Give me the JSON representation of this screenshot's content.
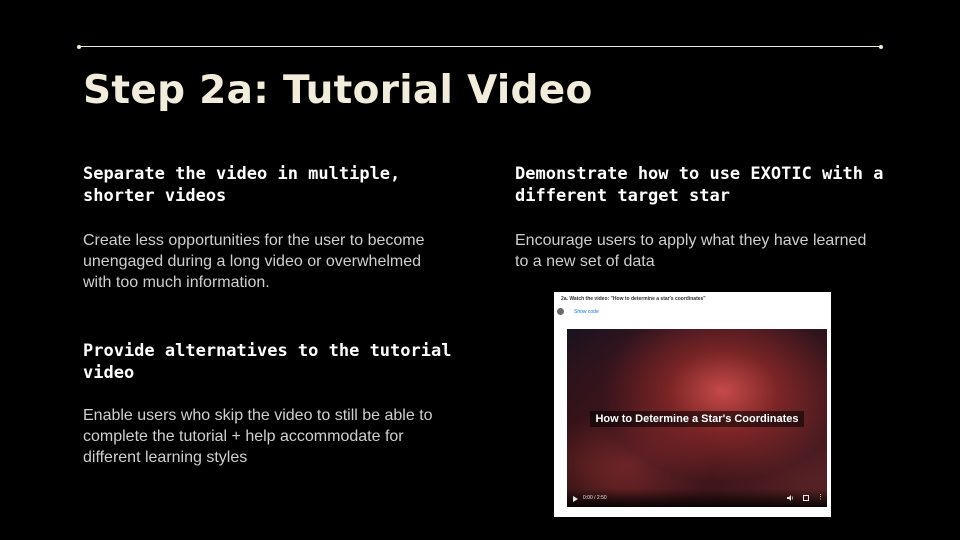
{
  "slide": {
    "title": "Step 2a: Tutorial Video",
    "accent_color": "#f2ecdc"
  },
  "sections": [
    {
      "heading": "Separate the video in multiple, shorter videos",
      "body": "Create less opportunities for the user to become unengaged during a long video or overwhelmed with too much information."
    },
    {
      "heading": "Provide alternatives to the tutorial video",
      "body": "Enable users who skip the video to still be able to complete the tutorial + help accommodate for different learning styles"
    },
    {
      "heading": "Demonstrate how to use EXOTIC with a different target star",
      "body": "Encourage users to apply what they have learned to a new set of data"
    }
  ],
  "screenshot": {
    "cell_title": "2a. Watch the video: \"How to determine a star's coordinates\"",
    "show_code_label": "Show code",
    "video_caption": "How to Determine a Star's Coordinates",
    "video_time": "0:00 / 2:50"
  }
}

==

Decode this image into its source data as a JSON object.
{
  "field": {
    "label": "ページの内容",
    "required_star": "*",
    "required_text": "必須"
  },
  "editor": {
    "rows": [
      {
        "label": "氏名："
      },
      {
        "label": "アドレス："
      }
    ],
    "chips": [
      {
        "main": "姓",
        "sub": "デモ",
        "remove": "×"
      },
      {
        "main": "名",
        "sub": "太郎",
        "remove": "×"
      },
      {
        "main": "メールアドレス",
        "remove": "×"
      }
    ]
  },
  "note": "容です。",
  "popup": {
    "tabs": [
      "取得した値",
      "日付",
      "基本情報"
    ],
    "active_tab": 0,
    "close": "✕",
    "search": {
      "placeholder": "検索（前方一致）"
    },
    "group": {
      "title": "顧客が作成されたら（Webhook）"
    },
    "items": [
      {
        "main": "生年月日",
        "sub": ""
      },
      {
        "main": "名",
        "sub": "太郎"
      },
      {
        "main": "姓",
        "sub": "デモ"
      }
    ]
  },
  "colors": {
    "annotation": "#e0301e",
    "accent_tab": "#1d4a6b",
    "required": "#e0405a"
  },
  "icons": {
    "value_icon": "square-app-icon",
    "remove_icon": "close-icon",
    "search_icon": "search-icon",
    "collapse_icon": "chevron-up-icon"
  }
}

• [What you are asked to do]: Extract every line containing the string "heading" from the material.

• [Response below]:
      "heading": "Separate the video in multiple, shorter videos",
      "heading": "Provide alternatives to the tutorial video",
      "heading": "Demonstrate how to use EXOTIC with a different target star",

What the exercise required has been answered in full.